* What you are asked to do *
Find the word "chevron" in the data, then copy each line where it is found.

--- Provided entries ---

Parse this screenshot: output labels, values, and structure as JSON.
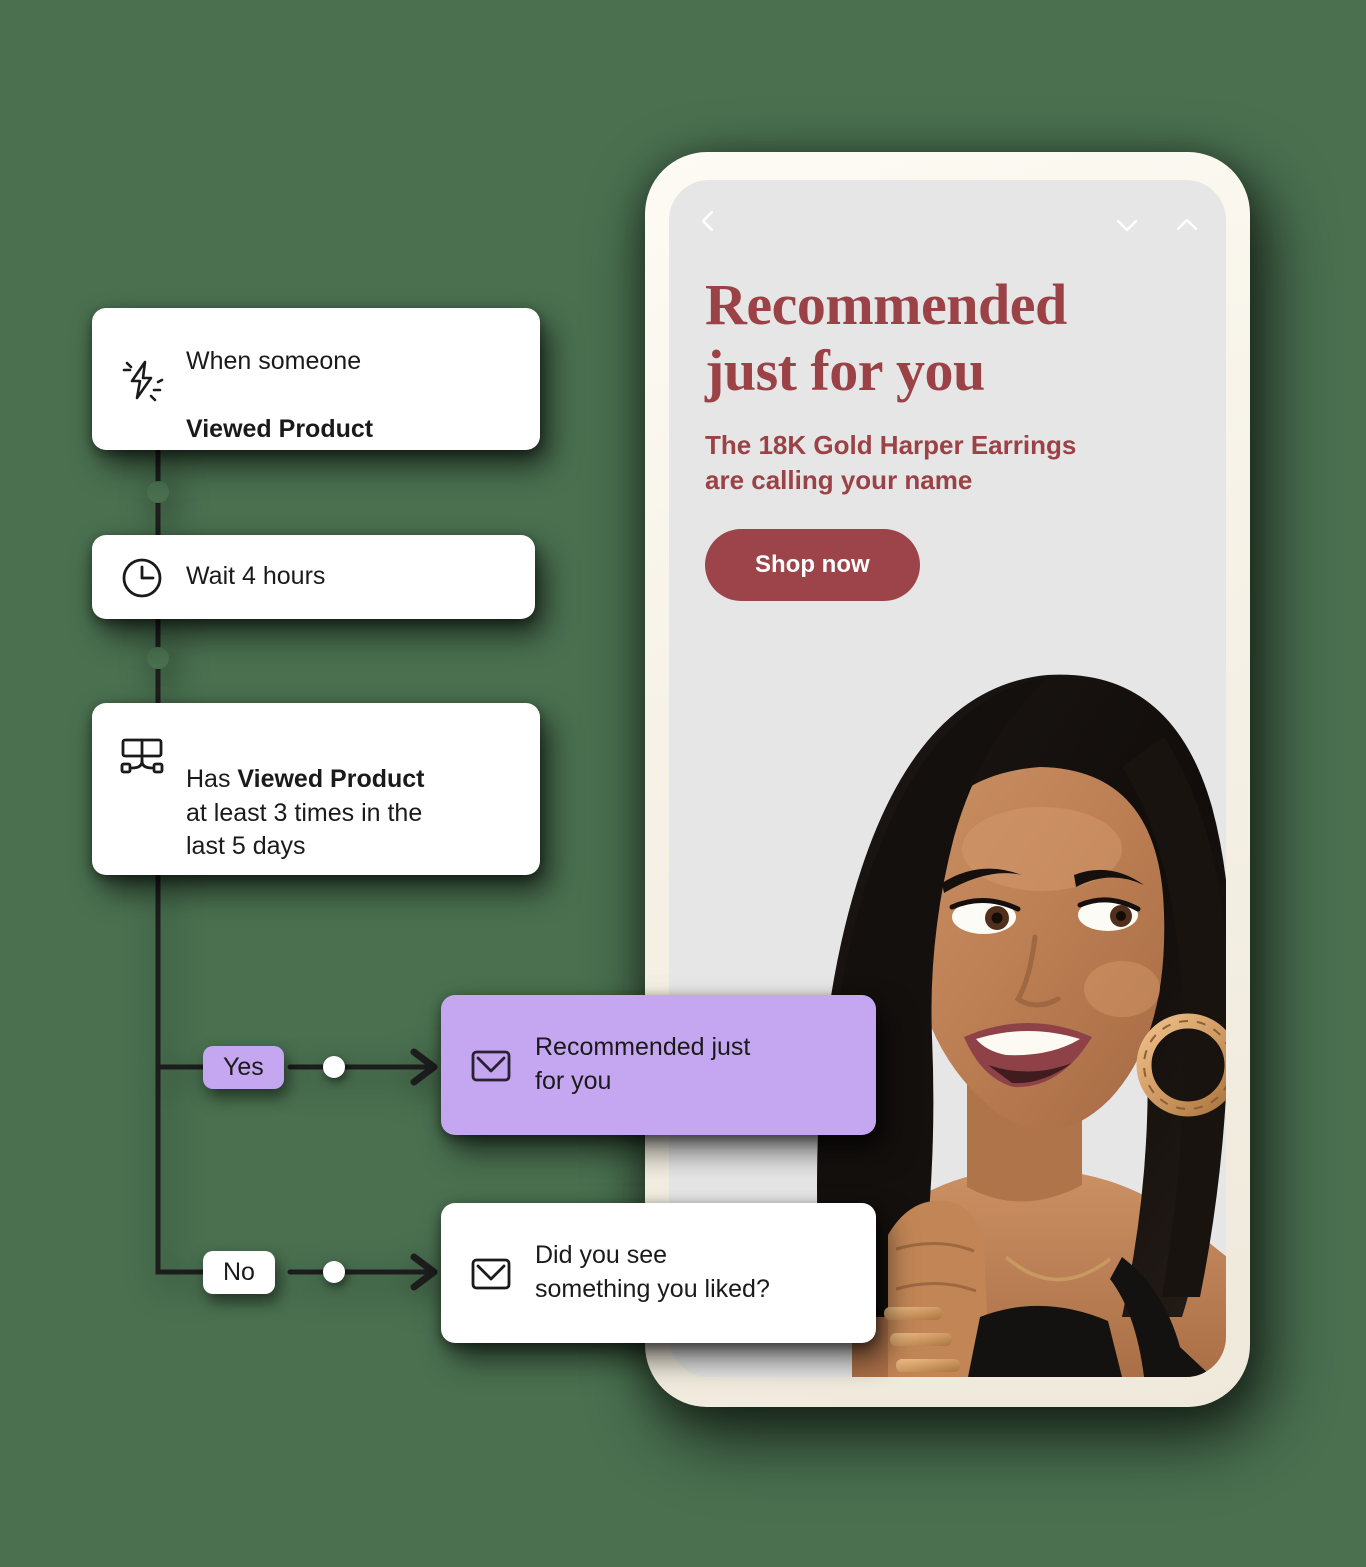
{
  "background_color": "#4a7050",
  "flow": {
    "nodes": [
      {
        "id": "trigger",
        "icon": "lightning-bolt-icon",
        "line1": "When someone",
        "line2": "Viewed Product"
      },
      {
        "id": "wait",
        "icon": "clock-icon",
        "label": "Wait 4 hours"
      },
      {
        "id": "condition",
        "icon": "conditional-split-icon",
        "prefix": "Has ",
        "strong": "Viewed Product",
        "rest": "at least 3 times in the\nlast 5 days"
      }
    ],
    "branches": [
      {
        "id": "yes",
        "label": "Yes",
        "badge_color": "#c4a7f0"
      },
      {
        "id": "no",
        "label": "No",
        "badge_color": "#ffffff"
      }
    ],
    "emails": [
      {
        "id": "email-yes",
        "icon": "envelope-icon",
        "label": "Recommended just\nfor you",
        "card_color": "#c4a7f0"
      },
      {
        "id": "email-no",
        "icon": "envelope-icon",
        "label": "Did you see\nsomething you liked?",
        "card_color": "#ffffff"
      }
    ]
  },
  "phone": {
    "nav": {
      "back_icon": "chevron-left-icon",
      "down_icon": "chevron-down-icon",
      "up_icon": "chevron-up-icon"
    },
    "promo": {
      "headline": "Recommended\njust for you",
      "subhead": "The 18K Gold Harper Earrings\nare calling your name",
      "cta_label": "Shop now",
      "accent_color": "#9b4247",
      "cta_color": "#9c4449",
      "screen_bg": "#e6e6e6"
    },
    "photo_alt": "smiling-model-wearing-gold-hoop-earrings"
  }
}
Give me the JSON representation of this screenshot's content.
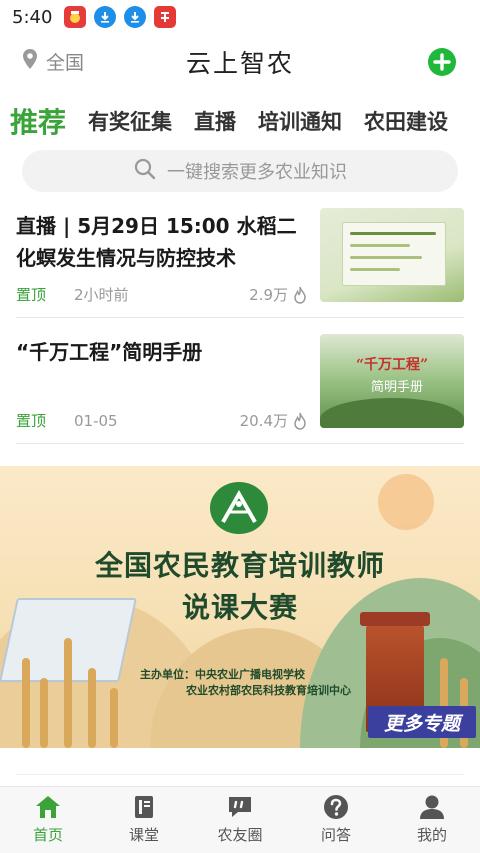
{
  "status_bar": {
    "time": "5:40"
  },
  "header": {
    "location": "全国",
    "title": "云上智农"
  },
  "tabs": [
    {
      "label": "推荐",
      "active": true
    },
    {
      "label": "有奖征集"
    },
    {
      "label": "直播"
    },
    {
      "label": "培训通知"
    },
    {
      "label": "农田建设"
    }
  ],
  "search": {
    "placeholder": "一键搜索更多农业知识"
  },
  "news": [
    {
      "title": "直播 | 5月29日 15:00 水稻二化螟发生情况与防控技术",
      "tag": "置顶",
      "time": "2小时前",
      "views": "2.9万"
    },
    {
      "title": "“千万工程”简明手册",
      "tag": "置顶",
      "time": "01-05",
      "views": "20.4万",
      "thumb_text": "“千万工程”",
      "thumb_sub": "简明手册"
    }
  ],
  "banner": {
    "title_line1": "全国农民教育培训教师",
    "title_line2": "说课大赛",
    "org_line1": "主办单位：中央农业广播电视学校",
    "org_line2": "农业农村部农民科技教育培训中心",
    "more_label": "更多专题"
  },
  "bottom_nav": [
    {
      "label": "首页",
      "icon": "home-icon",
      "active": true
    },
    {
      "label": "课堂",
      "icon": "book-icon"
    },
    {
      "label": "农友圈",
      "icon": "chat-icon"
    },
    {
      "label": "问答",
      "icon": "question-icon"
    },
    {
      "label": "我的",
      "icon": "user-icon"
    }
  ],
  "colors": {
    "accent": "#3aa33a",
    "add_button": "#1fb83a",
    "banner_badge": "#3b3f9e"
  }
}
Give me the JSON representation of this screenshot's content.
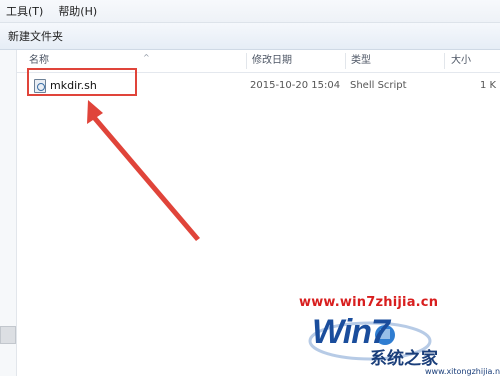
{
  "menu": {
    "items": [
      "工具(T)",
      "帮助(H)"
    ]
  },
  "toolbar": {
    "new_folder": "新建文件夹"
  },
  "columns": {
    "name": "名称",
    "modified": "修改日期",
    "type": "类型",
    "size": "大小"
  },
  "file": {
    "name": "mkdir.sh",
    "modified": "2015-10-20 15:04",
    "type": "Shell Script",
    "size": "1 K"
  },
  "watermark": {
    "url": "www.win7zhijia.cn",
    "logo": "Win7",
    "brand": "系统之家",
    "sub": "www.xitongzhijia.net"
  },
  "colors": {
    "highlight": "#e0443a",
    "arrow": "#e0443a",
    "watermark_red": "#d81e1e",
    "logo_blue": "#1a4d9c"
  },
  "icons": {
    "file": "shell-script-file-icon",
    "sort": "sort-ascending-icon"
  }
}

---

* Output *
      "back_icon": "chevron-left-icon",
      "down_icon": "chevron-down-icon",
      "up_icon": "chevron-up-icon"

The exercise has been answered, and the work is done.